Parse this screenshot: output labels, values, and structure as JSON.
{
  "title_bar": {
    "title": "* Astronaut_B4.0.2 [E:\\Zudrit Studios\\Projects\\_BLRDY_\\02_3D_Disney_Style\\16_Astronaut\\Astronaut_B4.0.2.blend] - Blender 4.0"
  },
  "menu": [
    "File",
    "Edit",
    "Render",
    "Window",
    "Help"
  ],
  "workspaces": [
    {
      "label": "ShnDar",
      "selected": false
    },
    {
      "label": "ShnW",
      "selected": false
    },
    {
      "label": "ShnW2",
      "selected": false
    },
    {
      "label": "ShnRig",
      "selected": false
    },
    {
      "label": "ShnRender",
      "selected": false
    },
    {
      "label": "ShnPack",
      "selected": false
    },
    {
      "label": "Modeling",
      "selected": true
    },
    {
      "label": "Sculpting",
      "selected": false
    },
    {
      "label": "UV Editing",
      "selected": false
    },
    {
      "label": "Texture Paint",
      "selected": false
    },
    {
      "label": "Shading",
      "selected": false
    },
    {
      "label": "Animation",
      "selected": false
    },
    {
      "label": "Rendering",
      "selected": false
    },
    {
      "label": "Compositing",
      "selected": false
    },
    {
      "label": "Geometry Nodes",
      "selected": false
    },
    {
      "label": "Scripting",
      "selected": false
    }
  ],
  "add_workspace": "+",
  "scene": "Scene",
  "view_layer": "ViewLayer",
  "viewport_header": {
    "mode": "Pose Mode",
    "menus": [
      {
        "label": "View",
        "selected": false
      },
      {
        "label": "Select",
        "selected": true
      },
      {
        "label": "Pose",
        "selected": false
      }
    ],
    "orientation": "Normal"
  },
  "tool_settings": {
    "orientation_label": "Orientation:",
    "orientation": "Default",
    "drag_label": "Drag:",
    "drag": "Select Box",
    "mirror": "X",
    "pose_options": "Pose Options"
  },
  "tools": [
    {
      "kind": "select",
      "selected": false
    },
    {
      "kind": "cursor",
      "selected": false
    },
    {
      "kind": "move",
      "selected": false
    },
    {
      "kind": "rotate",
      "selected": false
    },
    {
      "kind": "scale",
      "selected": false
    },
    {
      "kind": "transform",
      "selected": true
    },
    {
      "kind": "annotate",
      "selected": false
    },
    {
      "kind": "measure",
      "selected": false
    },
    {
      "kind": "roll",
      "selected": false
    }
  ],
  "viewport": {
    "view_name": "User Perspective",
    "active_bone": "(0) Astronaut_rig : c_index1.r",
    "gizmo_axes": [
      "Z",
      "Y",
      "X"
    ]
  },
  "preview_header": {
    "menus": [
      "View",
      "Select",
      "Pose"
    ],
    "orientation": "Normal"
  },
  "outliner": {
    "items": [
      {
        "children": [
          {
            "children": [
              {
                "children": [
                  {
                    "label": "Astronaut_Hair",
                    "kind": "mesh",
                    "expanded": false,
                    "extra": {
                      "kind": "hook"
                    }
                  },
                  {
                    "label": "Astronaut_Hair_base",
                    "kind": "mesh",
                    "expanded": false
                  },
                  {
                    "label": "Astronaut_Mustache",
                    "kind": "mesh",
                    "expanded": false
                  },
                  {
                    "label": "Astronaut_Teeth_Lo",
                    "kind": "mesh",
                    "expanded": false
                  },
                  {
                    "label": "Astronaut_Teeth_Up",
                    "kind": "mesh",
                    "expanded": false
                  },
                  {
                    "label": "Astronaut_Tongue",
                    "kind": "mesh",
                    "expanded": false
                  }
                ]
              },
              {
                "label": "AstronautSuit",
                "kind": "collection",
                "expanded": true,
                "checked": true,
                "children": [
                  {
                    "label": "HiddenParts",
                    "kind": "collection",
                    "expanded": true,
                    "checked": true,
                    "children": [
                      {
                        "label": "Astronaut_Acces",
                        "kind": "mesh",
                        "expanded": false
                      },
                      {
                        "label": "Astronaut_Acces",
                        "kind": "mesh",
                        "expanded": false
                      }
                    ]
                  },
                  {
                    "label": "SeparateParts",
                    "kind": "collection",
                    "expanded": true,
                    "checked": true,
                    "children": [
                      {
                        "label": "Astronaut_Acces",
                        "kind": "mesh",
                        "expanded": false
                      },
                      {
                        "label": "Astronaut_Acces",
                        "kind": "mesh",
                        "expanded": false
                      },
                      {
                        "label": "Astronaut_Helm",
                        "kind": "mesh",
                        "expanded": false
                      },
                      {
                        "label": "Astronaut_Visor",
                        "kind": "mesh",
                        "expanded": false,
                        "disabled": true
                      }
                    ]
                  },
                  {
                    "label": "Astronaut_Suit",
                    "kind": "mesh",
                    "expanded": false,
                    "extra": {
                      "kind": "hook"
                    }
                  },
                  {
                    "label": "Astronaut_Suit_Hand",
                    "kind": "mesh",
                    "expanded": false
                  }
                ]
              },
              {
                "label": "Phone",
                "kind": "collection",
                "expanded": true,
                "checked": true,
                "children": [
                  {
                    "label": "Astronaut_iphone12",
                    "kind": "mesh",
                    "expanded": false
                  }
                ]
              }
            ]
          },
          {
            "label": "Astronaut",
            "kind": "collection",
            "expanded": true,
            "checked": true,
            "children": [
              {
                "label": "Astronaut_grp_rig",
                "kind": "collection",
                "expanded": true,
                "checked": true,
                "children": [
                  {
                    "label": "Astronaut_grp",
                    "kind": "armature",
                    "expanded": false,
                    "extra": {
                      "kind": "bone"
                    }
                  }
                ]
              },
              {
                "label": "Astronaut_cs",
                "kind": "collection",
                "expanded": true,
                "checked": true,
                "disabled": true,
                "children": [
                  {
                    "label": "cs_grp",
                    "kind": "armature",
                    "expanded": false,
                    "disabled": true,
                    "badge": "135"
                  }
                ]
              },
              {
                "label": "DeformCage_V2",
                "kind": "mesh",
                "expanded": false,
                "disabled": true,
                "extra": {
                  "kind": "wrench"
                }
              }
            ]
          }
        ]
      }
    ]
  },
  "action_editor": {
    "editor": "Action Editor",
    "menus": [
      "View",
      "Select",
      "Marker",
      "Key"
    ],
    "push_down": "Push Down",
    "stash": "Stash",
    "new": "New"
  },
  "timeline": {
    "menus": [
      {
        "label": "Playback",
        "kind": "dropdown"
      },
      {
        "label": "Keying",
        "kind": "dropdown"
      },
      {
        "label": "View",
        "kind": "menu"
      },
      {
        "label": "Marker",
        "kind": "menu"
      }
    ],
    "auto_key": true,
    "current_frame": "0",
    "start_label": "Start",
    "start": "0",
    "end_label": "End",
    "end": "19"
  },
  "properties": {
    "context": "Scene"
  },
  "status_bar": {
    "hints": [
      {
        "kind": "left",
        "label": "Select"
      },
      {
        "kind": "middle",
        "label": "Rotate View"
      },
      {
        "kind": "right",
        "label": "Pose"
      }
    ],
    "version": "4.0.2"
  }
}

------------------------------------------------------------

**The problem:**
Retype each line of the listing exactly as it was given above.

**Solution:**
Parse this screenshot: output labels, values, and structure as JSON.
{
  "title_bar": {
    "title": "* Astronaut_B4.0.2 [E:\\Zudrit Studios\\Projects\\_BLRDY_\\02_3D_Disney_Style\\16_Astronaut\\Astronaut_B4.0.2.blend] - Blender 4.0"
  },
  "menu": [
    "File",
    "Edit",
    "Render",
    "Window",
    "Help"
  ],
  "workspaces": [
    {
      "label": "ShnDar",
      "selected": false
    },
    {
      "label": "ShnW",
      "selected": false
    },
    {
      "label": "ShnW2",
      "selected": false
    },
    {
      "label": "ShnRig",
      "selected": false
    },
    {
      "label": "ShnRender",
      "selected": false
    },
    {
      "label": "ShnPack",
      "selected": false
    },
    {
      "label": "Modeling",
      "selected": true
    },
    {
      "label": "Sculpting",
      "selected": false
    },
    {
      "label": "UV Editing",
      "selected": false
    },
    {
      "label": "Texture Paint",
      "selected": false
    },
    {
      "label": "Shading",
      "selected": false
    },
    {
      "label": "Animation",
      "selected": false
    },
    {
      "label": "Rendering",
      "selected": false
    },
    {
      "label": "Compositing",
      "selected": false
    },
    {
      "label": "Geometry Nodes",
      "selected": false
    },
    {
      "label": "Scripting",
      "selected": false
    }
  ],
  "add_workspace": "+",
  "scene": "Scene",
  "view_layer": "ViewLayer",
  "viewport_header": {
    "mode": "Pose Mode",
    "menus": [
      {
        "label": "View",
        "selected": false
      },
      {
        "label": "Select",
        "selected": true
      },
      {
        "label": "Pose",
        "selected": false
      }
    ],
    "orientation": "Normal"
  },
  "tool_settings": {
    "orientation_label": "Orientation:",
    "orientation": "Default",
    "drag_label": "Drag:",
    "drag": "Select Box",
    "mirror": "X",
    "pose_options": "Pose Options"
  },
  "tools": [
    {
      "kind": "select",
      "selected": false
    },
    {
      "kind": "cursor",
      "selected": false
    },
    {
      "kind": "move",
      "selected": false
    },
    {
      "kind": "rotate",
      "selected": false
    },
    {
      "kind": "scale",
      "selected": false
    },
    {
      "kind": "transform",
      "selected": true
    },
    {
      "kind": "annotate",
      "selected": false
    },
    {
      "kind": "measure",
      "selected": false
    },
    {
      "kind": "roll",
      "selected": false
    }
  ],
  "viewport": {
    "view_name": "User Perspective",
    "active_bone": "(0) Astronaut_rig : c_index1.r",
    "gizmo_axes": [
      "Z",
      "Y",
      "X"
    ]
  },
  "preview_header": {
    "menus": [
      "View",
      "Select",
      "Pose"
    ],
    "orientation": "Normal"
  },
  "outliner": {
    "items": [
      {
        "children": [
          {
            "children": [
              {
                "children": [
                  {
                    "label": "Astronaut_Hair",
                    "kind": "mesh",
                    "expanded": false,
                    "extra": {
                      "kind": "hook"
                    }
                  },
                  {
                    "label": "Astronaut_Hair_base",
                    "kind": "mesh",
                    "expanded": false
                  },
                  {
                    "label": "Astronaut_Mustache",
                    "kind": "mesh",
                    "expanded": false
                  },
                  {
                    "label": "Astronaut_Teeth_Lo",
                    "kind": "mesh",
                    "expanded": false
                  },
                  {
                    "label": "Astronaut_Teeth_Up",
                    "kind": "mesh",
                    "expanded": false
                  },
                  {
                    "label": "Astronaut_Tongue",
                    "kind": "mesh",
                    "expanded": false
                  }
                ]
              },
              {
                "label": "AstronautSuit",
                "kind": "collection",
                "expanded": true,
                "checked": true,
                "children": [
                  {
                    "label": "HiddenParts",
                    "kind": "collection",
                    "expanded": true,
                    "checked": true,
                    "children": [
                      {
                        "label": "Astronaut_Acces",
                        "kind": "mesh",
                        "expanded": false
                      },
                      {
                        "label": "Astronaut_Acces",
                        "kind": "mesh",
                        "expanded": false
                      }
                    ]
                  },
                  {
                    "label": "SeparateParts",
                    "kind": "collection",
                    "expanded": true,
                    "checked": true,
                    "children": [
                      {
                        "label": "Astronaut_Acces",
                        "kind": "mesh",
                        "expanded": false
                      },
                      {
                        "label": "Astronaut_Acces",
                        "kind": "mesh",
                        "expanded": false
                      },
                      {
                        "label": "Astronaut_Helm",
                        "kind": "mesh",
                        "expanded": false
                      },
                      {
                        "label": "Astronaut_Visor",
                        "kind": "mesh",
                        "expanded": false,
                        "disabled": true
                      }
                    ]
                  },
                  {
                    "label": "Astronaut_Suit",
                    "kind": "mesh",
                    "expanded": false,
                    "extra": {
                      "kind": "hook"
                    }
                  },
                  {
                    "label": "Astronaut_Suit_Hand",
                    "kind": "mesh",
                    "expanded": false
                  }
                ]
              },
              {
                "label": "Phone",
                "kind": "collection",
                "expanded": true,
                "checked": true,
                "children": [
                  {
                    "label": "Astronaut_iphone12",
                    "kind": "mesh",
                    "expanded": false
                  }
                ]
              }
            ]
          },
          {
            "label": "Astronaut",
            "kind": "collection",
            "expanded": true,
            "checked": true,
            "children": [
              {
                "label": "Astronaut_grp_rig",
                "kind": "collection",
                "expanded": true,
                "checked": true,
                "children": [
                  {
                    "label": "Astronaut_grp",
                    "kind": "armature",
                    "expanded": false,
                    "extra": {
                      "kind": "bone"
                    }
                  }
                ]
              },
              {
                "label": "Astronaut_cs",
                "kind": "collection",
                "expanded": true,
                "checked": true,
                "disabled": true,
                "children": [
                  {
                    "label": "cs_grp",
                    "kind": "armature",
                    "expanded": false,
                    "disabled": true,
                    "badge": "135"
                  }
                ]
              },
              {
                "label": "DeformCage_V2",
                "kind": "mesh",
                "expanded": false,
                "disabled": true,
                "extra": {
                  "kind": "wrench"
                }
              }
            ]
          }
        ]
      }
    ]
  },
  "action_editor": {
    "editor": "Action Editor",
    "menus": [
      "View",
      "Select",
      "Marker",
      "Key"
    ],
    "push_down": "Push Down",
    "stash": "Stash",
    "new": "New"
  },
  "timeline": {
    "menus": [
      {
        "label": "Playback",
        "kind": "dropdown"
      },
      {
        "label": "Keying",
        "kind": "dropdown"
      },
      {
        "label": "View",
        "kind": "menu"
      },
      {
        "label": "Marker",
        "kind": "menu"
      }
    ],
    "auto_key": true,
    "current_frame": "0",
    "start_label": "Start",
    "start": "0",
    "end_label": "End",
    "end": "19"
  },
  "properties": {
    "context": "Scene"
  },
  "status_bar": {
    "hints": [
      {
        "kind": "left",
        "label": "Select"
      },
      {
        "kind": "middle",
        "label": "Rotate View"
      },
      {
        "kind": "right",
        "label": "Pose"
      }
    ],
    "version": "4.0.2"
  }
}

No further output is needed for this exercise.